“A spark of life on a wire from heaven”
I was not going to mention this. Really I wasn’t…but I am convinced that failure to mention it will be met with stern looks and raised eyebrows in my direction. I do not think any discussion of the four seasons within a context of music could go by without at least a passing reference to Antonio Vivaldi’s magnificent ‘The Four Seasons.” It is perhaps one of the most approachable pieces of classical music for people who may not normally profess to like that type of music. I think that is because people recognize what he was trying to do with the piece in making a musical portrait of the seasons of the year. You can feel the buzzing insects and impending storm in ‘summer’, the icy rain of ‘winter’, but mostly you can feel the invigoration of spring within the first few glorious notes of the composition.
It is the perfect example of music that makes you feel glad to be alive, much like that first day of spring when you can shed the winter coat, head outside to smell nature all around you and take in the vibrant colors after the dullness of a long winter. Because of all of that nature springing to life seemingly overnight-tree buds waking up, tulip, daffodil and hyacinth bulbs popping out from the ground, birds returning and singing their own songs it feels like a beginning all over again. In a way I think of it much like birth itself.
I suppose that is because it seems to bring so much happiness back into our lives when spring begins. Which is what the birth of a child brings to people similarly. Not having children I have to rely on friends and family who have had them to understand that incredible moment. Often I hear words or phrases like miracle, transforming, inspirational, and connection to describe that special time after a child is born, but most importantly of all what I hear is love. Time seems to freeze, and whatever pressures and concerns existed the day before seem to vanish once a new life enters the world. That is what the idea behind Runrig’s song News From Heaven is all about-

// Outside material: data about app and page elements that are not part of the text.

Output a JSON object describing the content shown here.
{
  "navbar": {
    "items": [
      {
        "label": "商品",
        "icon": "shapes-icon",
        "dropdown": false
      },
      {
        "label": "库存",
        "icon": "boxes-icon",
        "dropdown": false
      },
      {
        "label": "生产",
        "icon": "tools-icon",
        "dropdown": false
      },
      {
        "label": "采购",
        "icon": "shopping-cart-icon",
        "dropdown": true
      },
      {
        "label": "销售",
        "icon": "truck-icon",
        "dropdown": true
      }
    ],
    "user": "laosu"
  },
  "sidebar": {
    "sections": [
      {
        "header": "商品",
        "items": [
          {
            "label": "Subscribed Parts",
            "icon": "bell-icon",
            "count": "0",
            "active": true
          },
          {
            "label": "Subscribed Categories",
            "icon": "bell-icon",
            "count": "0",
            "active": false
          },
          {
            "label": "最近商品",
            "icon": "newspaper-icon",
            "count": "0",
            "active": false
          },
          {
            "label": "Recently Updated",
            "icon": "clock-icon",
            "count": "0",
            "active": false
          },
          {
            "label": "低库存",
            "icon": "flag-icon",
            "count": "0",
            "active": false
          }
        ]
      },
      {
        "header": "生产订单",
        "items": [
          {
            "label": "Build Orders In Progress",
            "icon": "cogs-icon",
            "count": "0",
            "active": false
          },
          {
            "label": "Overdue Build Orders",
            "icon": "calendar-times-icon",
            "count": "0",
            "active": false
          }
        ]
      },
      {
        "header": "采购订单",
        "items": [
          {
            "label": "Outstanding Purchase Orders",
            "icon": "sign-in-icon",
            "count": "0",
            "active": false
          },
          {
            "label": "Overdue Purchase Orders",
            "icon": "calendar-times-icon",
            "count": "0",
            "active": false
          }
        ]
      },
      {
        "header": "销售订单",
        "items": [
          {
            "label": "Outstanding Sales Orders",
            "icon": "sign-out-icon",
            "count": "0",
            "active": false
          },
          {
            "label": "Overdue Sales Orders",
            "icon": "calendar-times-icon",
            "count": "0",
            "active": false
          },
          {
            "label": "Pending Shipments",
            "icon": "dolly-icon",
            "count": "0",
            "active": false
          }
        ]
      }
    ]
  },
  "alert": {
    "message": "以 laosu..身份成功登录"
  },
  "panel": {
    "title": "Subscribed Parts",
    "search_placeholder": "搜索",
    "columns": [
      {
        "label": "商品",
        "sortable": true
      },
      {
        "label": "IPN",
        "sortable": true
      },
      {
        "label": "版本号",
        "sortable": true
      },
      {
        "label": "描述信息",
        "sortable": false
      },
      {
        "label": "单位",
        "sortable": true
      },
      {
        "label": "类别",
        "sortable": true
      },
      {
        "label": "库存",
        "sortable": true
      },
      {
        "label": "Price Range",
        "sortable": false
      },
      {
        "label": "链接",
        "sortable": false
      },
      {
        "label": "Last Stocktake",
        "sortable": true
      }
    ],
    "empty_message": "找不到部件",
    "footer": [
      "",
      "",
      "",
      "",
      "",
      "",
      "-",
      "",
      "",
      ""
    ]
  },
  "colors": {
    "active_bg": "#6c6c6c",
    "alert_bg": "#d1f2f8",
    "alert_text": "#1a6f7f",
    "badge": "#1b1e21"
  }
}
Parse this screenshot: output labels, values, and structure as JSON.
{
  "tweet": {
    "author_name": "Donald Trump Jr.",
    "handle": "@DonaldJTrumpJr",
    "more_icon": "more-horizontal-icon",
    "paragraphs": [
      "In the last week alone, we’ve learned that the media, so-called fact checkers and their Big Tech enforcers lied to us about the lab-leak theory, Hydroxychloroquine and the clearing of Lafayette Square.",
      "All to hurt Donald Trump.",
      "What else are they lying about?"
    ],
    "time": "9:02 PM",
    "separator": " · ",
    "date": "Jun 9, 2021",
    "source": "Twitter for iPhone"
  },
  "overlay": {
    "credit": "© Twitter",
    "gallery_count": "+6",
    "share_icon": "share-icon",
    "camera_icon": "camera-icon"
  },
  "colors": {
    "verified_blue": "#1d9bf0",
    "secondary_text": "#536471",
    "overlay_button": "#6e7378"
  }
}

“Ideologies come, ideologies go,
A waste of words, and endless flow,
But now you’re here I feel no fear,
I can’t believe the news from heaven”
When I began assembling this series of blogs together, this song from their 1989 album Searchlight was one of the first I thought of. One reason was because I had long wanted to do a blog about Runrig, who have been one of my favorite bands for years now. The other reason is that the song is simply quite touching and beautifully written. Then again, that is something Runrig has been doing well for years. They have been together now since 1973, having formed on the Isle Of Skye in Scotland. Brothers Rory and Calum MacDonald have written the bulk of their material, filled with images of the Scottish landscape and its people. Since the beginning they have also included a few songs on each album written in the Scottish-Gaelic dialect, something precious few people ( be they musicians or writers) were doing around the time of their formation. Runrig can certainly claim a big part in the resurgence of that language. Together with the beautiful and expressive singing of Donnie Munro (and since 1997 his replacement Bruce Guthro) on most of the songs, Runrig over time developed a large fan base, especially in Scotland, where they continue to play in front of very large crowds to this day. You can read their official history right here- http://www.runrig.co.uk/?page_id=56, and of course there are hundreds of videos of them through the years on YouTube.
There are many things to admire about Runrig. The lyrics are always engaging and thought provoking and the music conveys the emotion and feel of the landscape around them in Scotland. There is a deep sense of connection to their culture and their language which I feel are critical to our identity. Some people may eschew these things, but I have always felt it to be important. News From Heaven however comes from a different place. It comes from a place of maturity and sensitivity. It reminds me of those first days of spring that arrive after a long cold winter. Of tender new shoots on trees and plants forming. Of innocence and the promise of the growth to follow in the coming years. Of happiness and a life where there was none only the day before. Of living and breathing joy.